DIRECTIONS:
Go through the data below and return each line where the string "true" occurs.

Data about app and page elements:
+ + + +

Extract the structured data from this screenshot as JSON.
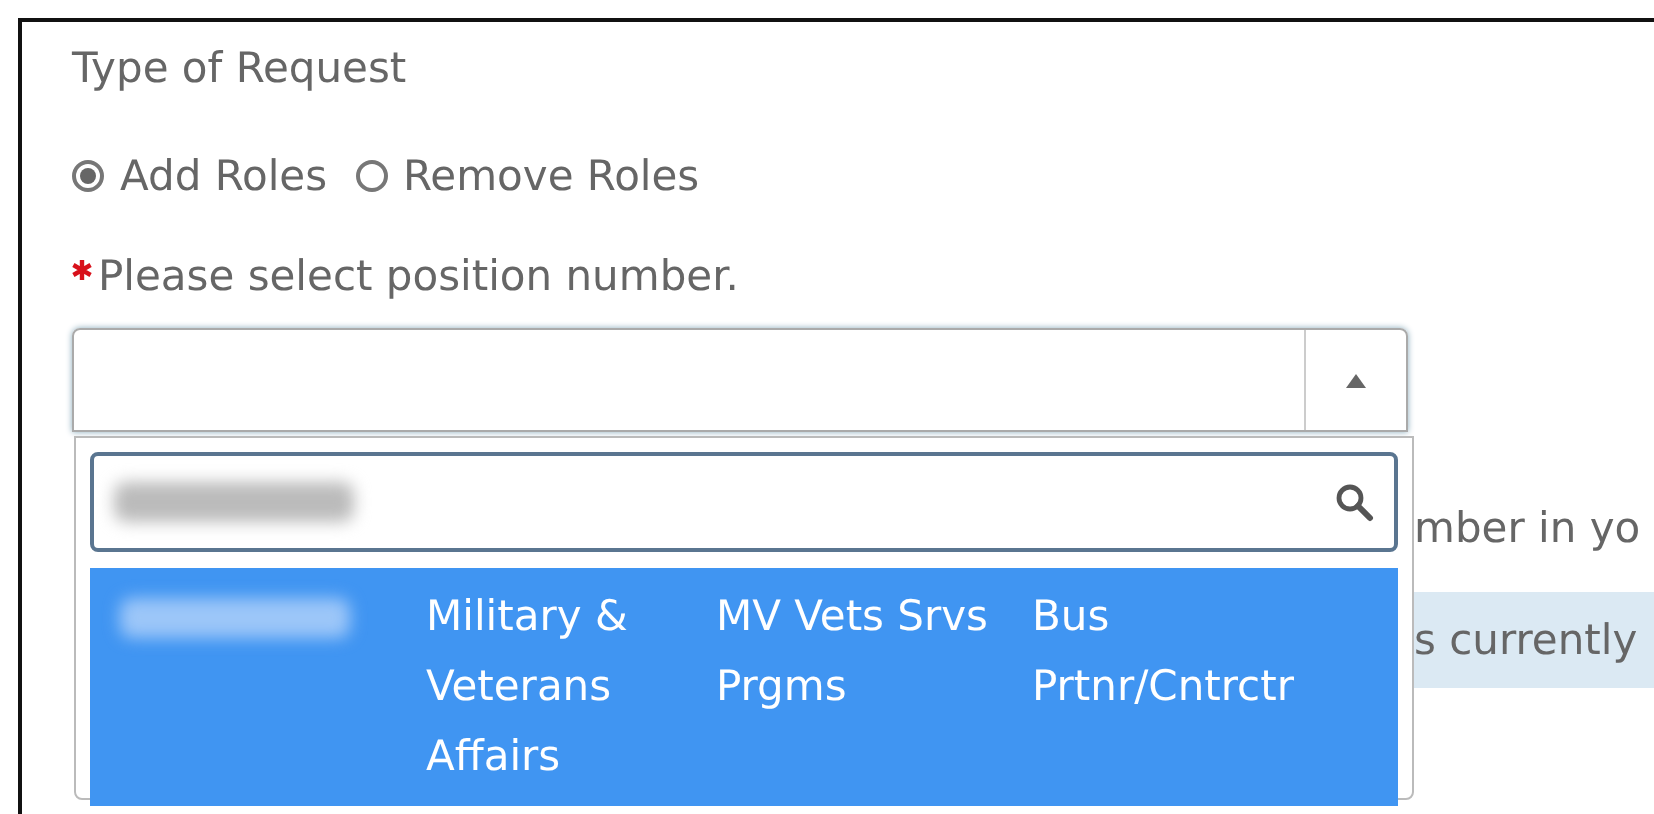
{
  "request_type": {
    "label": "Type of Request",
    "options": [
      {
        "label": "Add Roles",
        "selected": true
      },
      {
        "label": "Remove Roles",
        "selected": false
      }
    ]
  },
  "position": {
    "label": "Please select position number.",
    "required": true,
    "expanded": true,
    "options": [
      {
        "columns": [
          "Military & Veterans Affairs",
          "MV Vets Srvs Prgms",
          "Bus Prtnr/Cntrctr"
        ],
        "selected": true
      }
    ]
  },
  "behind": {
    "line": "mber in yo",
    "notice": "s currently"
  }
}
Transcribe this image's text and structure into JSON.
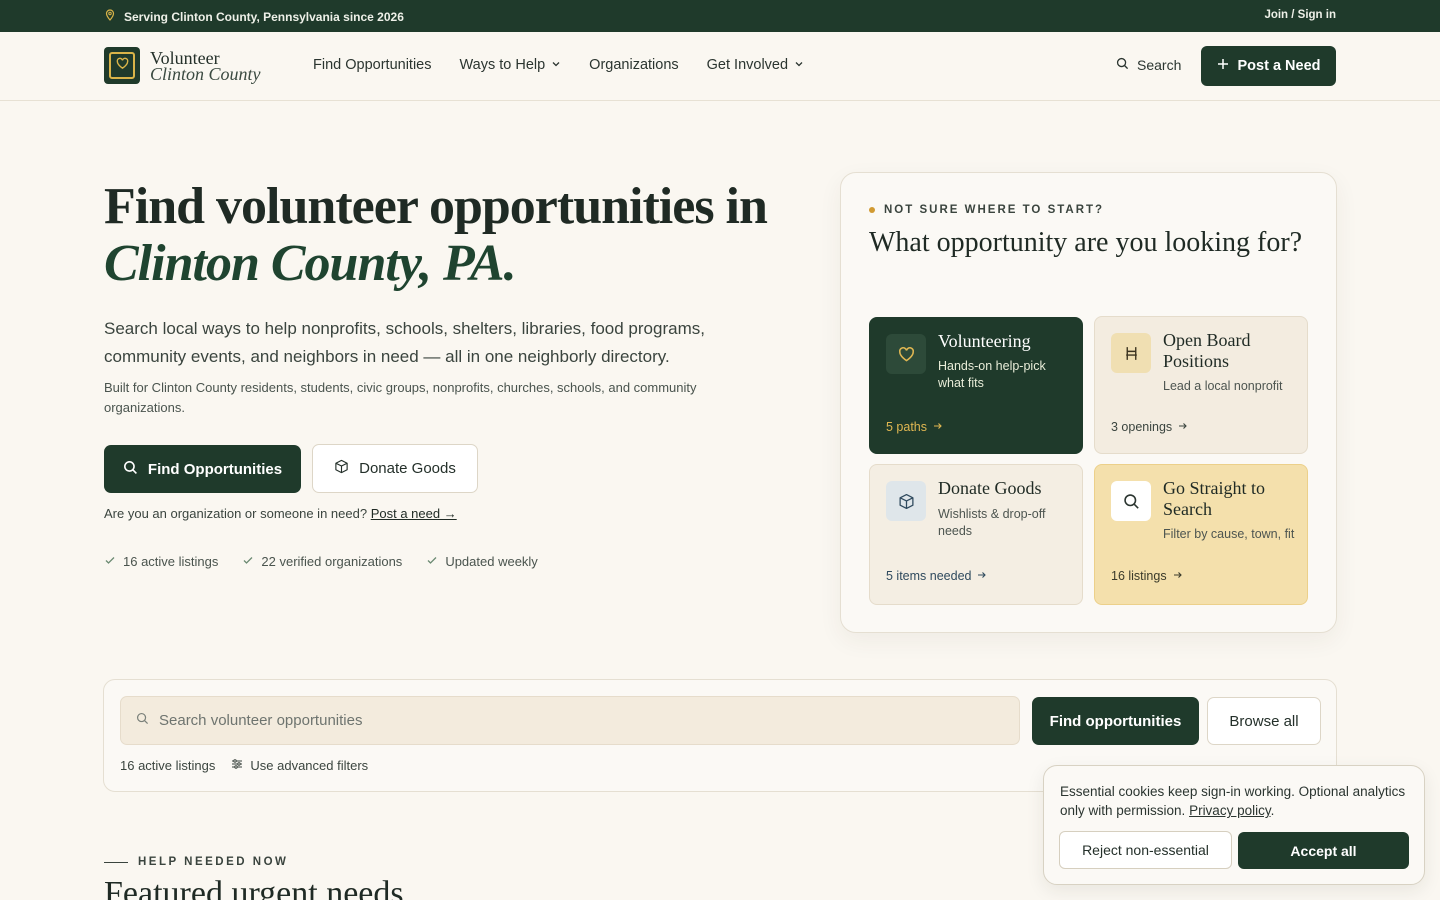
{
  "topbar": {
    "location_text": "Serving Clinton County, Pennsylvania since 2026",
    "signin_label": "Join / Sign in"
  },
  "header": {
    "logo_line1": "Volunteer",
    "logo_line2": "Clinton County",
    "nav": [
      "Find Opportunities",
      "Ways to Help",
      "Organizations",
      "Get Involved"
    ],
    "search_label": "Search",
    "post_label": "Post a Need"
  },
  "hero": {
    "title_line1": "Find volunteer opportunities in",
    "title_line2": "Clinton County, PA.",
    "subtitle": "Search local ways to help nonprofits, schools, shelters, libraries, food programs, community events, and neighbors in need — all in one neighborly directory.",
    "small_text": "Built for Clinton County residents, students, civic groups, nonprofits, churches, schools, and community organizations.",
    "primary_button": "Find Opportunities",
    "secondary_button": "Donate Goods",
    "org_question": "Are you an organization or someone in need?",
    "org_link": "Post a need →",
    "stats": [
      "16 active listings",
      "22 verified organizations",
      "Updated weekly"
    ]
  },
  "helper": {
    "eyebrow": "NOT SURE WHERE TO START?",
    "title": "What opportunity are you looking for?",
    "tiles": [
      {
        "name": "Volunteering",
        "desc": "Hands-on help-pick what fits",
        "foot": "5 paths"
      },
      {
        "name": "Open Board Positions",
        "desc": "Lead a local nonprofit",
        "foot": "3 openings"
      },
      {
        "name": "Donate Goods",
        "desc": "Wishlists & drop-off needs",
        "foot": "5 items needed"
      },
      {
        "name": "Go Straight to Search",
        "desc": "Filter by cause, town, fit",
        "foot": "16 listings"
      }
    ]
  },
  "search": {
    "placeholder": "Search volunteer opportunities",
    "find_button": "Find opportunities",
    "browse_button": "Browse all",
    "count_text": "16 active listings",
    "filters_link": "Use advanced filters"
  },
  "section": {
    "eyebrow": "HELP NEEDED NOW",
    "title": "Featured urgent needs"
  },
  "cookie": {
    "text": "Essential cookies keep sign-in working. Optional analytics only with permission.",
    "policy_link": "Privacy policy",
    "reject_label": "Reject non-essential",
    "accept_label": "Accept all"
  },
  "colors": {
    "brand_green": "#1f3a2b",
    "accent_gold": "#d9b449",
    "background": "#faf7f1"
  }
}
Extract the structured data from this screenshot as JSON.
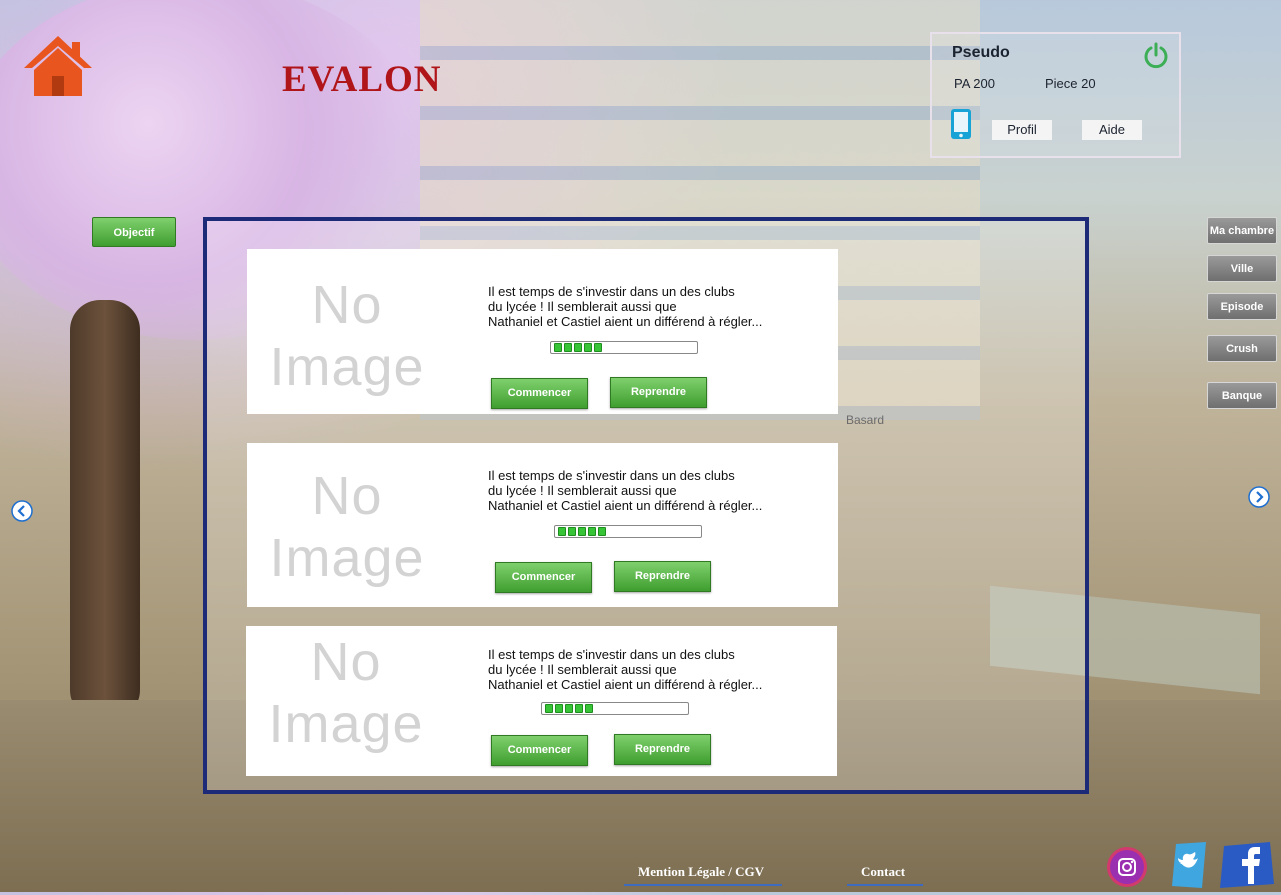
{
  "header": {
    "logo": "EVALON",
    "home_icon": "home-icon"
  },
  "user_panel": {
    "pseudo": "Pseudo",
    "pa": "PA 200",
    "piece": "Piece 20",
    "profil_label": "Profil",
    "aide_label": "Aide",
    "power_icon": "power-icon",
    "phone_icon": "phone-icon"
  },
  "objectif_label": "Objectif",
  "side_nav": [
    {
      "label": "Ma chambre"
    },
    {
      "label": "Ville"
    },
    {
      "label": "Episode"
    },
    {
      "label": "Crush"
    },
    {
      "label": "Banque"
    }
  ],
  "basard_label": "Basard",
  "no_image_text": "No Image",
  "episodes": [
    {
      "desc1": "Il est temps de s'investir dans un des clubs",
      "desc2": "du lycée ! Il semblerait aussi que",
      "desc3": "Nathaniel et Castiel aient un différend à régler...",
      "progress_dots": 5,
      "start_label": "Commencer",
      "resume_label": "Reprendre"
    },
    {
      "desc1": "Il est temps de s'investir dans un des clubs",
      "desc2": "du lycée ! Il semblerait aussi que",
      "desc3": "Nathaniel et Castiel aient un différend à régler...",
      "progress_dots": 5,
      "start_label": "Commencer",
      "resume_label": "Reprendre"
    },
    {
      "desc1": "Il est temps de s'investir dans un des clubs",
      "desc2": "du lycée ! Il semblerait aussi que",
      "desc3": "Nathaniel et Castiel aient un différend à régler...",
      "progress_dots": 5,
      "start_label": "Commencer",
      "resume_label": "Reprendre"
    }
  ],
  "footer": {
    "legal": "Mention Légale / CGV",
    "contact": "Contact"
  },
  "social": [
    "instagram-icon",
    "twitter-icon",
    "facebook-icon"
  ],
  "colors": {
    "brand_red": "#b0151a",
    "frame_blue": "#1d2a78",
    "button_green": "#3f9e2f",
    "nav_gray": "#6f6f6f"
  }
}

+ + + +

RESULT:
        "selected": true
    "required": true,
    "expanded": true,
        "selected": true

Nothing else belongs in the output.